WHAT YOU HAVE TO DO
Only lines containing the string "JSON" belong in the answer; copy all of them from the entries.

____________________

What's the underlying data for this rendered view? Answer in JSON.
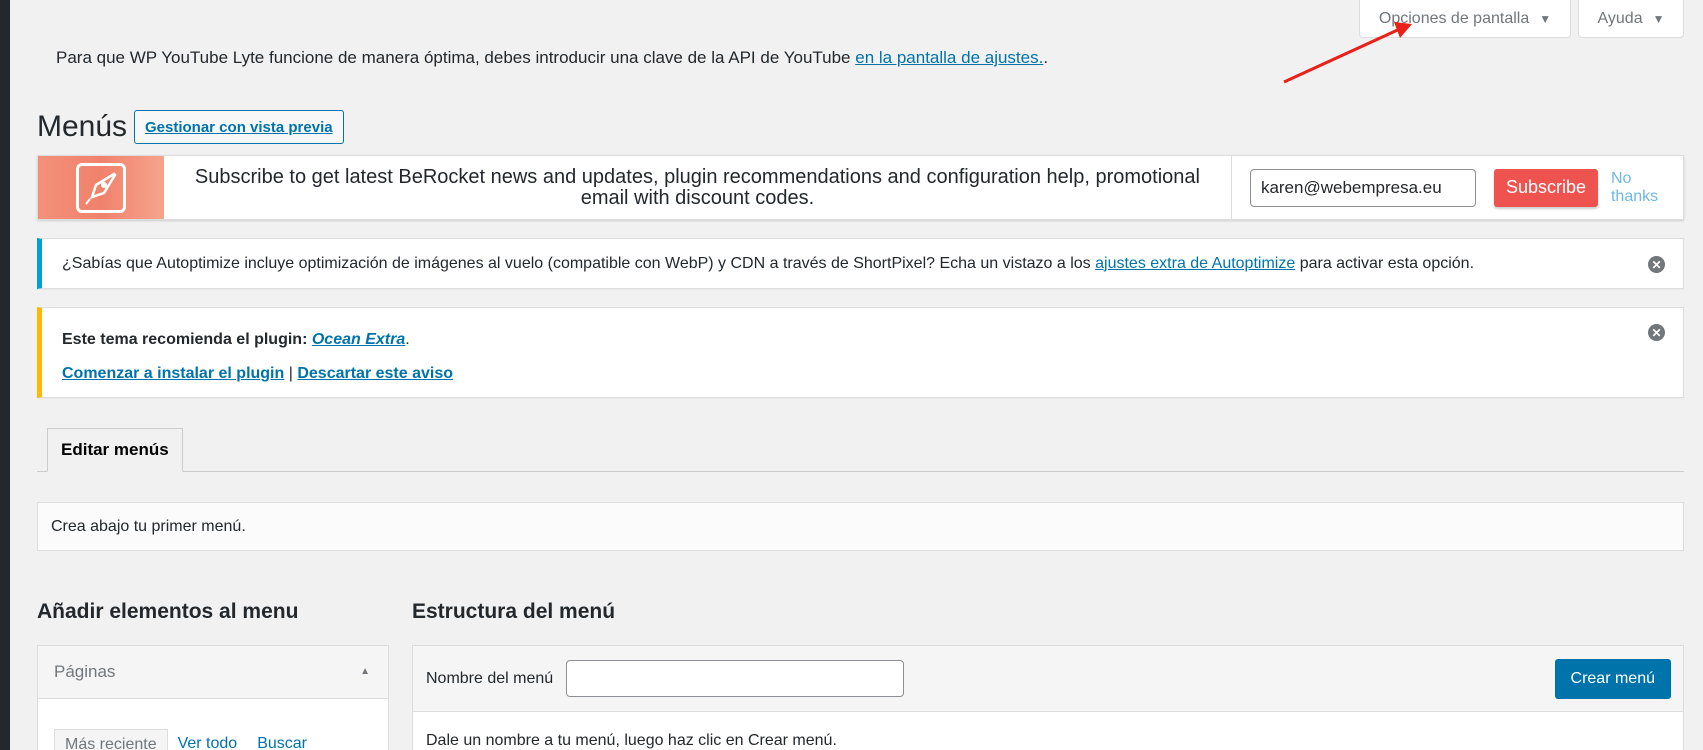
{
  "screen_meta": {
    "screen_options_label": "Opciones de pantalla",
    "help_label": "Ayuda"
  },
  "lyte_notice": {
    "text": "Para que WP YouTube Lyte funcione de manera óptima, debes introducir una clave de la API de YouTube",
    "link": "en la pantalla de ajustes.",
    "suffix": "."
  },
  "header": {
    "title": "Menús",
    "action_label": "Gestionar con vista previa"
  },
  "berocket": {
    "text": "Subscribe to get latest BeRocket news and updates, plugin recommendations and configuration help, promotional email with discount codes.",
    "email_value": "karen@webempresa.eu",
    "subscribe_label": "Subscribe",
    "no_thanks_label": "No thanks"
  },
  "autoptimize_notice": {
    "text": "¿Sabías que Autoptimize incluye optimización de imágenes al vuelo (compatible con WebP) y CDN a través de ShortPixel? Echa un vistazo a los",
    "link": "ajustes extra de Autoptimize",
    "suffix": "para activar esta opción."
  },
  "theme_notice": {
    "prefix": "Este tema recomienda el plugin:",
    "plugin_link": "Ocean Extra",
    "period": ".",
    "install_link": "Comenzar a instalar el plugin",
    "separator": "|",
    "dismiss_link": "Descartar este aviso"
  },
  "tabs": {
    "active": "Editar menús"
  },
  "create_notice": "Crea abajo tu primer menú.",
  "add_items": {
    "title": "Añadir elementos al menu",
    "pages_label": "Páginas",
    "tab_recent": "Más reciente",
    "tab_all": "Ver todo",
    "tab_search": "Buscar"
  },
  "structure": {
    "title": "Estructura del menú",
    "name_label": "Nombre del menú",
    "name_value": "",
    "create_label": "Crear menú",
    "hint": "Dale un nombre a tu menú, luego haz clic en Crear menú."
  },
  "colors": {
    "accent": "#0073aa",
    "subscribe": "#ef5350",
    "info_border": "#00a0d2",
    "warning_border": "#ffb900",
    "annotation_arrow": "#e8211a"
  }
}
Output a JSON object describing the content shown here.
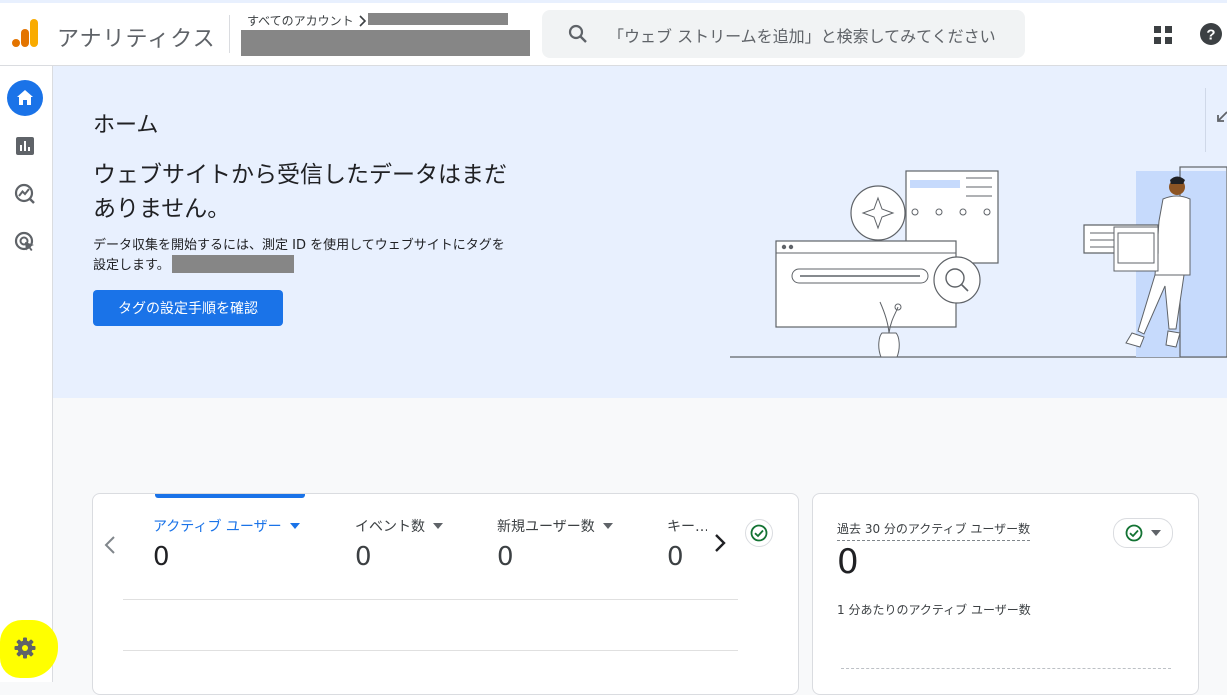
{
  "header": {
    "app_title": "アナリティクス",
    "breadcrumb_all_accounts": "すべてのアカウント",
    "search_placeholder": "「ウェブ ストリームを追加」と検索してみてください"
  },
  "banner": {
    "page_title": "ホーム",
    "headline": "ウェブサイトから受信したデータはまだありません。",
    "description": "データ収集を開始するには、測定 ID を使用してウェブサイトにタグを設定します。",
    "cta_label": "タグの設定手順を確認"
  },
  "metrics_card": {
    "metrics": [
      {
        "label": "アクティブ ユーザー",
        "value": "0",
        "selected": true
      },
      {
        "label": "イベント数",
        "value": "0"
      },
      {
        "label": "新規ユーザー数",
        "value": "0"
      },
      {
        "label": "キー…",
        "value": "0"
      }
    ]
  },
  "realtime_card": {
    "title": "過去 30 分のアクティブ ユーザー数",
    "value": "0",
    "subtitle": "1 分あたりのアクティブ ユーザー数"
  },
  "colors": {
    "accent": "#1a73e8",
    "banner_bg": "#e8f0fe",
    "highlight": "#ffff00",
    "logo_orange": "#f9ab00",
    "logo_dark": "#e37400"
  },
  "icons": [
    "analytics-logo",
    "search-icon",
    "apps-grid-icon",
    "help-icon",
    "home-icon",
    "reports-icon",
    "explore-icon",
    "advertising-icon",
    "gear-icon",
    "check-circle-icon",
    "chevron-left-icon",
    "chevron-right-icon",
    "caret-down-icon"
  ]
}
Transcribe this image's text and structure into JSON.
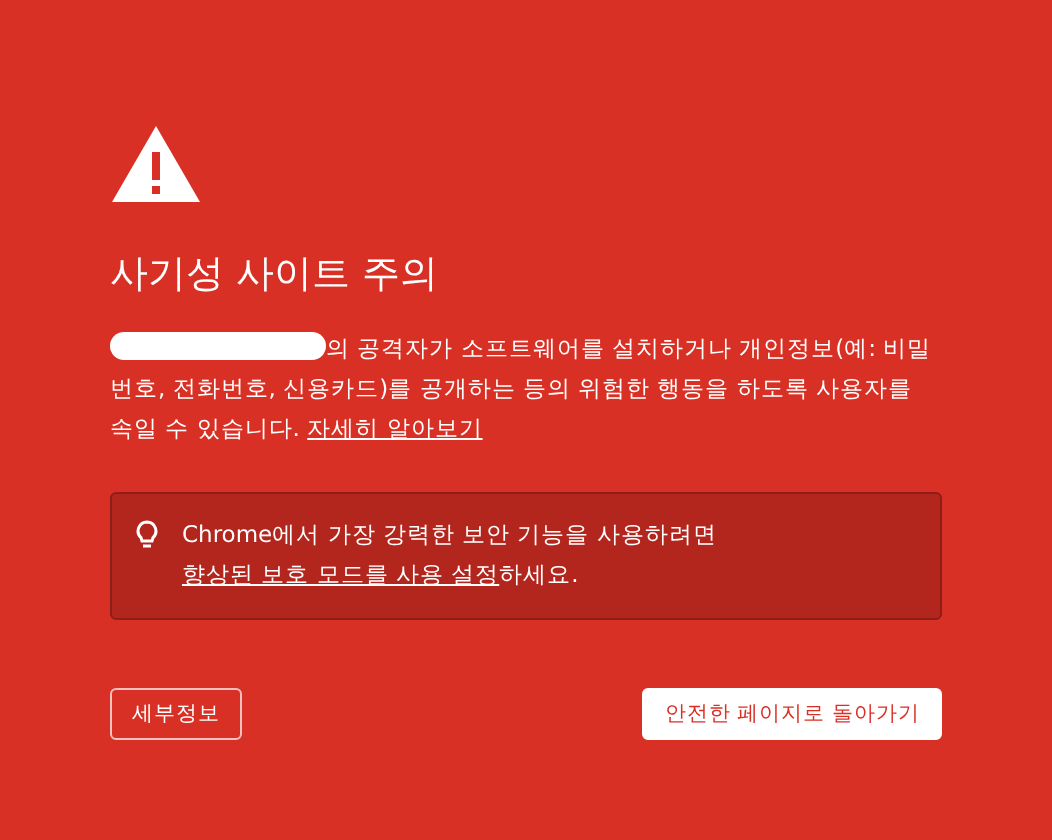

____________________

REPLY TO THE EXERCISE
What's the underlying data for this rendered view? Answer in JSON.
Output a JSON object describing the content shown here.
Transcribe this image's text and structure into JSON.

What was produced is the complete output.